**Task statement:** Print out the data below in full and exactly, skipping the pictures.
Records provided Block Start
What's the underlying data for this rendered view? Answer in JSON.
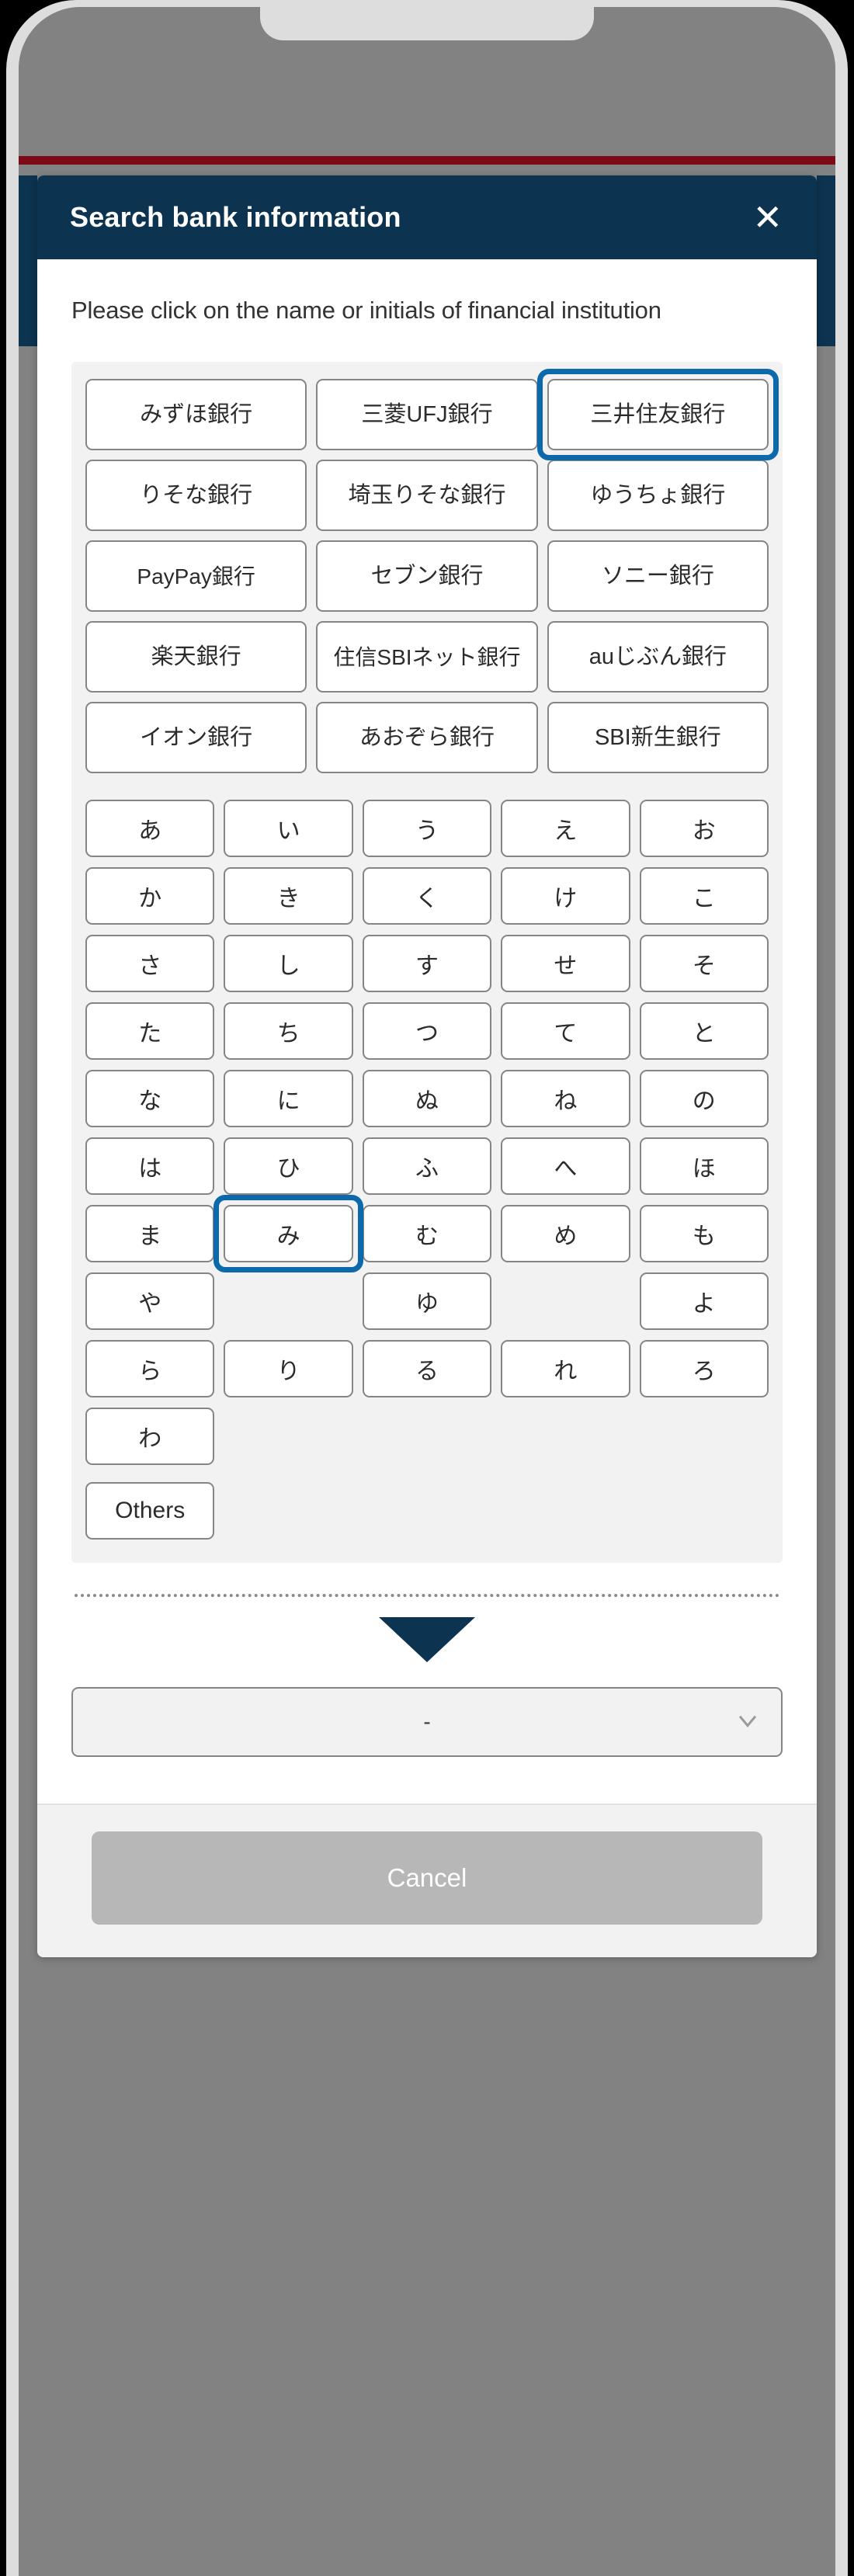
{
  "modal": {
    "title": "Search bank information",
    "close_label": "✕",
    "instruction": "Please click on the name or initials of financial institution"
  },
  "bank_buttons": [
    [
      {
        "label": "みずほ銀行",
        "focused": false
      },
      {
        "label": "三菱UFJ銀行",
        "focused": false
      },
      {
        "label": "三井住友銀行",
        "focused": true
      }
    ],
    [
      {
        "label": "りそな銀行",
        "focused": false
      },
      {
        "label": "埼玉りそな銀行",
        "focused": false
      },
      {
        "label": "ゆうちょ銀行",
        "focused": false
      }
    ],
    [
      {
        "label": "PayPay銀行",
        "focused": false
      },
      {
        "label": "セブン銀行",
        "focused": false
      },
      {
        "label": "ソニー銀行",
        "focused": false
      }
    ],
    [
      {
        "label": "楽天銀行",
        "focused": false
      },
      {
        "label": "住信SBIネット銀行",
        "focused": false
      },
      {
        "label": "auじぶん銀行",
        "focused": false
      }
    ],
    [
      {
        "label": "イオン銀行",
        "focused": false
      },
      {
        "label": "あおぞら銀行",
        "focused": false
      },
      {
        "label": "SBI新生銀行",
        "focused": false
      }
    ]
  ],
  "kana_rows": [
    [
      {
        "label": "あ",
        "focused": false
      },
      {
        "label": "い",
        "focused": false
      },
      {
        "label": "う",
        "focused": false
      },
      {
        "label": "え",
        "focused": false
      },
      {
        "label": "お",
        "focused": false
      }
    ],
    [
      {
        "label": "か",
        "focused": false
      },
      {
        "label": "き",
        "focused": false
      },
      {
        "label": "く",
        "focused": false
      },
      {
        "label": "け",
        "focused": false
      },
      {
        "label": "こ",
        "focused": false
      }
    ],
    [
      {
        "label": "さ",
        "focused": false
      },
      {
        "label": "し",
        "focused": false
      },
      {
        "label": "す",
        "focused": false
      },
      {
        "label": "せ",
        "focused": false
      },
      {
        "label": "そ",
        "focused": false
      }
    ],
    [
      {
        "label": "た",
        "focused": false
      },
      {
        "label": "ち",
        "focused": false
      },
      {
        "label": "つ",
        "focused": false
      },
      {
        "label": "て",
        "focused": false
      },
      {
        "label": "と",
        "focused": false
      }
    ],
    [
      {
        "label": "な",
        "focused": false
      },
      {
        "label": "に",
        "focused": false
      },
      {
        "label": "ぬ",
        "focused": false
      },
      {
        "label": "ね",
        "focused": false
      },
      {
        "label": "の",
        "focused": false
      }
    ],
    [
      {
        "label": "は",
        "focused": false
      },
      {
        "label": "ひ",
        "focused": false
      },
      {
        "label": "ふ",
        "focused": false
      },
      {
        "label": "へ",
        "focused": false
      },
      {
        "label": "ほ",
        "focused": false
      }
    ],
    [
      {
        "label": "ま",
        "focused": false
      },
      {
        "label": "み",
        "focused": true
      },
      {
        "label": "む",
        "focused": false
      },
      {
        "label": "め",
        "focused": false
      },
      {
        "label": "も",
        "focused": false
      }
    ],
    [
      {
        "label": "や",
        "focused": false
      },
      {
        "label": "",
        "focused": false,
        "empty": true
      },
      {
        "label": "ゆ",
        "focused": false
      },
      {
        "label": "",
        "focused": false,
        "empty": true
      },
      {
        "label": "よ",
        "focused": false
      }
    ],
    [
      {
        "label": "ら",
        "focused": false
      },
      {
        "label": "り",
        "focused": false
      },
      {
        "label": "る",
        "focused": false
      },
      {
        "label": "れ",
        "focused": false
      },
      {
        "label": "ろ",
        "focused": false
      }
    ],
    [
      {
        "label": "わ",
        "focused": false
      },
      {
        "label": "",
        "focused": false,
        "empty": true
      },
      {
        "label": "",
        "focused": false,
        "empty": true
      },
      {
        "label": "",
        "focused": false,
        "empty": true
      },
      {
        "label": "",
        "focused": false,
        "empty": true
      }
    ]
  ],
  "others_button": {
    "label": "Others"
  },
  "bank_select": {
    "value": "-",
    "chevron": "chevron-down-icon"
  },
  "footer": {
    "cancel_label": "Cancel"
  },
  "background_page": {
    "icons": [
      "home-icon",
      "person-icon",
      "card-icon",
      "list-icon",
      "chart-icon",
      "gear-icon"
    ],
    "accent_line_color": "#7d0b17"
  },
  "colors": {
    "header_navy": "#0c3350",
    "focus_blue": "#0b69ac",
    "panel_gray": "#f2f2f2",
    "cancel_gray": "#b7b7b7",
    "border_gray": "#858585"
  }
}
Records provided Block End
**Solution:**
What's the underlying data for this rendered view? Answer in JSON.
{
  "modal": {
    "title": "Search bank information",
    "close_label": "✕",
    "instruction": "Please click on the name or initials of financial institution"
  },
  "bank_buttons": [
    [
      {
        "label": "みずほ銀行",
        "focused": false
      },
      {
        "label": "三菱UFJ銀行",
        "focused": false
      },
      {
        "label": "三井住友銀行",
        "focused": true
      }
    ],
    [
      {
        "label": "りそな銀行",
        "focused": false
      },
      {
        "label": "埼玉りそな銀行",
        "focused": false
      },
      {
        "label": "ゆうちょ銀行",
        "focused": false
      }
    ],
    [
      {
        "label": "PayPay銀行",
        "focused": false
      },
      {
        "label": "セブン銀行",
        "focused": false
      },
      {
        "label": "ソニー銀行",
        "focused": false
      }
    ],
    [
      {
        "label": "楽天銀行",
        "focused": false
      },
      {
        "label": "住信SBIネット銀行",
        "focused": false
      },
      {
        "label": "auじぶん銀行",
        "focused": false
      }
    ],
    [
      {
        "label": "イオン銀行",
        "focused": false
      },
      {
        "label": "あおぞら銀行",
        "focused": false
      },
      {
        "label": "SBI新生銀行",
        "focused": false
      }
    ]
  ],
  "kana_rows": [
    [
      {
        "label": "あ",
        "focused": false
      },
      {
        "label": "い",
        "focused": false
      },
      {
        "label": "う",
        "focused": false
      },
      {
        "label": "え",
        "focused": false
      },
      {
        "label": "お",
        "focused": false
      }
    ],
    [
      {
        "label": "か",
        "focused": false
      },
      {
        "label": "き",
        "focused": false
      },
      {
        "label": "く",
        "focused": false
      },
      {
        "label": "け",
        "focused": false
      },
      {
        "label": "こ",
        "focused": false
      }
    ],
    [
      {
        "label": "さ",
        "focused": false
      },
      {
        "label": "し",
        "focused": false
      },
      {
        "label": "す",
        "focused": false
      },
      {
        "label": "せ",
        "focused": false
      },
      {
        "label": "そ",
        "focused": false
      }
    ],
    [
      {
        "label": "た",
        "focused": false
      },
      {
        "label": "ち",
        "focused": false
      },
      {
        "label": "つ",
        "focused": false
      },
      {
        "label": "て",
        "focused": false
      },
      {
        "label": "と",
        "focused": false
      }
    ],
    [
      {
        "label": "な",
        "focused": false
      },
      {
        "label": "に",
        "focused": false
      },
      {
        "label": "ぬ",
        "focused": false
      },
      {
        "label": "ね",
        "focused": false
      },
      {
        "label": "の",
        "focused": false
      }
    ],
    [
      {
        "label": "は",
        "focused": false
      },
      {
        "label": "ひ",
        "focused": false
      },
      {
        "label": "ふ",
        "focused": false
      },
      {
        "label": "へ",
        "focused": false
      },
      {
        "label": "ほ",
        "focused": false
      }
    ],
    [
      {
        "label": "ま",
        "focused": false
      },
      {
        "label": "み",
        "focused": true
      },
      {
        "label": "む",
        "focused": false
      },
      {
        "label": "め",
        "focused": false
      },
      {
        "label": "も",
        "focused": false
      }
    ],
    [
      {
        "label": "や",
        "focused": false
      },
      {
        "label": "",
        "focused": false,
        "empty": true
      },
      {
        "label": "ゆ",
        "focused": false
      },
      {
        "label": "",
        "focused": false,
        "empty": true
      },
      {
        "label": "よ",
        "focused": false
      }
    ],
    [
      {
        "label": "ら",
        "focused": false
      },
      {
        "label": "り",
        "focused": false
      },
      {
        "label": "る",
        "focused": false
      },
      {
        "label": "れ",
        "focused": false
      },
      {
        "label": "ろ",
        "focused": false
      }
    ],
    [
      {
        "label": "わ",
        "focused": false
      },
      {
        "label": "",
        "focused": false,
        "empty": true
      },
      {
        "label": "",
        "focused": false,
        "empty": true
      },
      {
        "label": "",
        "focused": false,
        "empty": true
      },
      {
        "label": "",
        "focused": false,
        "empty": true
      }
    ]
  ],
  "others_button": {
    "label": "Others"
  },
  "bank_select": {
    "value": "-",
    "chevron": "chevron-down-icon"
  },
  "footer": {
    "cancel_label": "Cancel"
  },
  "background_page": {
    "icons": [
      "home-icon",
      "person-icon",
      "card-icon",
      "list-icon",
      "chart-icon",
      "gear-icon"
    ],
    "accent_line_color": "#7d0b17"
  },
  "colors": {
    "header_navy": "#0c3350",
    "focus_blue": "#0b69ac",
    "panel_gray": "#f2f2f2",
    "cancel_gray": "#b7b7b7",
    "border_gray": "#858585"
  }
}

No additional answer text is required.